Look through the material beneath and copy each line with the word "drive".

SOURCE RECORDS |
=======

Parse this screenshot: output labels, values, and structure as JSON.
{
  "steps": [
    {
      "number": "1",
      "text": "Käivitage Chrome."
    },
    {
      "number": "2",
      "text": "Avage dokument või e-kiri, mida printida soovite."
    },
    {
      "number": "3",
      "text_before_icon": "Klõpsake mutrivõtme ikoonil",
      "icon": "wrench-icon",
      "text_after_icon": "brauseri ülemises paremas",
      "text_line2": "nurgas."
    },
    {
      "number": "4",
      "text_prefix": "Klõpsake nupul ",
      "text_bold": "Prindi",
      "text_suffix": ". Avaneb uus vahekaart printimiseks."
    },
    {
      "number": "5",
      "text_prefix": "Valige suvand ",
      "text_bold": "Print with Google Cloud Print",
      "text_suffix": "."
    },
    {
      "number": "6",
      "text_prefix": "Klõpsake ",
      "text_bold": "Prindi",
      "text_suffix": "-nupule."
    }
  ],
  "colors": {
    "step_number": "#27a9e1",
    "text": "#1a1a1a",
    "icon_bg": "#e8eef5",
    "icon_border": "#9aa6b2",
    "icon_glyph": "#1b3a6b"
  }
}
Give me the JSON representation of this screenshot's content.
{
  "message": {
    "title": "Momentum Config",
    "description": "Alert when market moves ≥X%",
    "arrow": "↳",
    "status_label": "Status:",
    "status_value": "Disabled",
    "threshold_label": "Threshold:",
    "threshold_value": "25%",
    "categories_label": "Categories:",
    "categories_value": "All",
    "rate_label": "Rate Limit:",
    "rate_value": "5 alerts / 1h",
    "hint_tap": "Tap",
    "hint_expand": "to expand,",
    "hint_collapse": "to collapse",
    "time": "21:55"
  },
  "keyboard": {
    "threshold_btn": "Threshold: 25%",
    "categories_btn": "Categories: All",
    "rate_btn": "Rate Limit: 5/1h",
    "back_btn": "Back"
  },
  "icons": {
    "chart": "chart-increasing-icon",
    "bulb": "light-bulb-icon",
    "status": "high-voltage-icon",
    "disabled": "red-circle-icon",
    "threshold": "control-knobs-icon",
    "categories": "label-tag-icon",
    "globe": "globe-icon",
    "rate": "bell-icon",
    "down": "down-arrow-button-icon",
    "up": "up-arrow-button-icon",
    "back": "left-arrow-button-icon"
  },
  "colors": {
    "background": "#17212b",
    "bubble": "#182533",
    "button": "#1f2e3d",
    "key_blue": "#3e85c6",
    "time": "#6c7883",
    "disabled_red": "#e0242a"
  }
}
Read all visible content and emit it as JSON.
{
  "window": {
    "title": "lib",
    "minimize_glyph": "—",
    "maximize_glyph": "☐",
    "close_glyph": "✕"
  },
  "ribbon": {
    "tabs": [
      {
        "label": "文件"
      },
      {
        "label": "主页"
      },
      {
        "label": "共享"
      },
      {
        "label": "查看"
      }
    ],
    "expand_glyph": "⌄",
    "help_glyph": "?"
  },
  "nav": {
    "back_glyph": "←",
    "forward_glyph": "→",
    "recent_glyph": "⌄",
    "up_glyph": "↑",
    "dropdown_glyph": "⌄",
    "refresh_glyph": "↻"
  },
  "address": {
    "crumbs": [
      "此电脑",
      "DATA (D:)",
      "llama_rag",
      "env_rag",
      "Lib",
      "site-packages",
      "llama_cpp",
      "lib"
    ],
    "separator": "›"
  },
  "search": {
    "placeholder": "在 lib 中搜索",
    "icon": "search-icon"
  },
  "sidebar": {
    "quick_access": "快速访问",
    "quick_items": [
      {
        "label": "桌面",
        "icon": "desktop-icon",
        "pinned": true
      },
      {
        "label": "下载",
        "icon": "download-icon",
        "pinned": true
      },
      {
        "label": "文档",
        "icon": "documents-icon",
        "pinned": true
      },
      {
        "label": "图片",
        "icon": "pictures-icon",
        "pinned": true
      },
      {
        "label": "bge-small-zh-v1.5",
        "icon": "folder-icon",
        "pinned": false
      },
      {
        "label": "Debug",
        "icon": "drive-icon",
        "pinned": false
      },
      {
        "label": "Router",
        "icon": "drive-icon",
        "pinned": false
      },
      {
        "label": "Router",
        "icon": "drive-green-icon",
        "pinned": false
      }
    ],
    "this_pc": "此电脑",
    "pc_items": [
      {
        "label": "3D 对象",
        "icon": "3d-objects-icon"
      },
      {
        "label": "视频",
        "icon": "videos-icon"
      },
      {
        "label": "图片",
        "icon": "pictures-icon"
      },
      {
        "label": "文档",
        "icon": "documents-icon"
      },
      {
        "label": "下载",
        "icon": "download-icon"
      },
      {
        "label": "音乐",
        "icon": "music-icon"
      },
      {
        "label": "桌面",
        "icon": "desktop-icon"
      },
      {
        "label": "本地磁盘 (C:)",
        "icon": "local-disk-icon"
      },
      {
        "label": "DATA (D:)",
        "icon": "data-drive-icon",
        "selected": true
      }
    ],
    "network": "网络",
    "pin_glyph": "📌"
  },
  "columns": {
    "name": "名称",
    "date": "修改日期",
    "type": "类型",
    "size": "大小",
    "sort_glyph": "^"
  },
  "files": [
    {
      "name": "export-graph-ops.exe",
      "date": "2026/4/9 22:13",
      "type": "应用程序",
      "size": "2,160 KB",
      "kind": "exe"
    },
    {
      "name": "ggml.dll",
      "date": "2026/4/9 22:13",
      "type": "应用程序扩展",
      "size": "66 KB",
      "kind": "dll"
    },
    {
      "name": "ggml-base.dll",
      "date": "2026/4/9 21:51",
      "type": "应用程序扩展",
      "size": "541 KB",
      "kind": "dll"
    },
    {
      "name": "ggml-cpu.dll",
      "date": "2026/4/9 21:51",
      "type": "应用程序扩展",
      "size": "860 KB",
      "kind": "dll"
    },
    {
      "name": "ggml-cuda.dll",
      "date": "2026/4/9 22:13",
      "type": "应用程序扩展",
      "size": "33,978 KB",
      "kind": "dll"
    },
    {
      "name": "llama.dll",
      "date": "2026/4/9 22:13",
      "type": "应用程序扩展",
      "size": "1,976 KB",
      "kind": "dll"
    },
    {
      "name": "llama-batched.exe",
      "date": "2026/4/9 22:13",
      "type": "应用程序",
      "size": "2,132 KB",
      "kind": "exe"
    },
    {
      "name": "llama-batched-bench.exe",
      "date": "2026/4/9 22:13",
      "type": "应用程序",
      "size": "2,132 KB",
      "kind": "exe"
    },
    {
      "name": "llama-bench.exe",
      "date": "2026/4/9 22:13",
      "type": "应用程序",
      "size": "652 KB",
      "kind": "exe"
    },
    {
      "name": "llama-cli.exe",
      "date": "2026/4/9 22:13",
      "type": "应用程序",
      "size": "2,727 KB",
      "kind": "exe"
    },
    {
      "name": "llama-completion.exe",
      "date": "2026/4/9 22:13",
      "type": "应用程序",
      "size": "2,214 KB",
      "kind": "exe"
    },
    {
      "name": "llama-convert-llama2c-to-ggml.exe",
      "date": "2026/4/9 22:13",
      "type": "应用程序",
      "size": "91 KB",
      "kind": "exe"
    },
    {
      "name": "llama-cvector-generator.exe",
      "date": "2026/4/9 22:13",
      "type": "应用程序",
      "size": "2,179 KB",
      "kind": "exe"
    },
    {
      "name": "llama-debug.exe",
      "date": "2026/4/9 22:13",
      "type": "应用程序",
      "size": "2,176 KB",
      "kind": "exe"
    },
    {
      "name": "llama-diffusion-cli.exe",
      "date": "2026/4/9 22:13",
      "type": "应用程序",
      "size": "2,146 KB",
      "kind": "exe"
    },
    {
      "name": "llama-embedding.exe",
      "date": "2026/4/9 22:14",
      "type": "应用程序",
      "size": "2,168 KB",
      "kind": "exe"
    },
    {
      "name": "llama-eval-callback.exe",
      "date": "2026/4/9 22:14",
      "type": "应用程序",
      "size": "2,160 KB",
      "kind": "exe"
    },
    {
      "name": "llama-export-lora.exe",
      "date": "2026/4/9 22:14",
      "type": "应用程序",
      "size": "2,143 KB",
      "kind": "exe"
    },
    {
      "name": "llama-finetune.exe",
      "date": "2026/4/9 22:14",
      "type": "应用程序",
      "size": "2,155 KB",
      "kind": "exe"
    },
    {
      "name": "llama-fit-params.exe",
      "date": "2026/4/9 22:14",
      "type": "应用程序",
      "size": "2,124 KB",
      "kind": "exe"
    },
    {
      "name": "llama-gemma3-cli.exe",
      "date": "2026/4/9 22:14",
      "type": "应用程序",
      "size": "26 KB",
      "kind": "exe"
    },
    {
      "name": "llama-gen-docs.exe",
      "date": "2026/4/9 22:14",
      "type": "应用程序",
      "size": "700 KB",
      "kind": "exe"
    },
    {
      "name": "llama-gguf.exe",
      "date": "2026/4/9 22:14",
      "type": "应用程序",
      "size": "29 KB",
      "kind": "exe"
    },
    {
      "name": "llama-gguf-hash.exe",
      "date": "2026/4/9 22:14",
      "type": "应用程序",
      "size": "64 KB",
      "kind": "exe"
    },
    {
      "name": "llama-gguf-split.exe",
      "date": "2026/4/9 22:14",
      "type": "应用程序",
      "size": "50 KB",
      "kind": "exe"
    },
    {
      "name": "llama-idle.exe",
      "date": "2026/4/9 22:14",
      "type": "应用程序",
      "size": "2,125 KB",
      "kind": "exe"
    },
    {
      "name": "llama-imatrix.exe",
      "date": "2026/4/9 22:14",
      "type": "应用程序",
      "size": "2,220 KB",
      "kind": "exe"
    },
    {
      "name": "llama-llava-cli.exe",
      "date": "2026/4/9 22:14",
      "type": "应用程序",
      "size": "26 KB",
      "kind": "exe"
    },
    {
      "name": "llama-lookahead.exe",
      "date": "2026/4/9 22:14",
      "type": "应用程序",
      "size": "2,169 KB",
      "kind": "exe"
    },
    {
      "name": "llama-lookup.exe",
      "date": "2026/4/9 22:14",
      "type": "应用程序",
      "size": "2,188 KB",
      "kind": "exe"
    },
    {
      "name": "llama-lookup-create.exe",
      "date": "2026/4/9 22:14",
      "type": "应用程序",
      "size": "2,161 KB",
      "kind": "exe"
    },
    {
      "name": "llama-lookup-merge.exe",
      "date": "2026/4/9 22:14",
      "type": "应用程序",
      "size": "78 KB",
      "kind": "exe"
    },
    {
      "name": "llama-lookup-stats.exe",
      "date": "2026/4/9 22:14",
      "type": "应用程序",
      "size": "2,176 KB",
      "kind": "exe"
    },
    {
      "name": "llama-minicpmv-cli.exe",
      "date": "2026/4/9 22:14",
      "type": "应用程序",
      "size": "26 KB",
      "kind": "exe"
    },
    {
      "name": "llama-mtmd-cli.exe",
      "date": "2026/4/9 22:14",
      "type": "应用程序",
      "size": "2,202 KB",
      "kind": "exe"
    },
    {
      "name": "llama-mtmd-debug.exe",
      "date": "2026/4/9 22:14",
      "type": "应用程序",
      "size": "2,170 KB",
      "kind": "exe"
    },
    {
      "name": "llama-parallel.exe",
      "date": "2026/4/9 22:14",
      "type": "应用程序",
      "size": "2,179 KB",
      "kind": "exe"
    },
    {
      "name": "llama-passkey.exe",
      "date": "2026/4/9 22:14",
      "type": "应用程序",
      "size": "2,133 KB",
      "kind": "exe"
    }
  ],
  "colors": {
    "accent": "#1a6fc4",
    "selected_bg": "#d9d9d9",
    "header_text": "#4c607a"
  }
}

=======

EXPECTED ANSWER |
        "icon": "drive-icon",
        "icon": "drive-icon",
        "icon": "drive-green-icon",
        "icon": "data-drive-icon",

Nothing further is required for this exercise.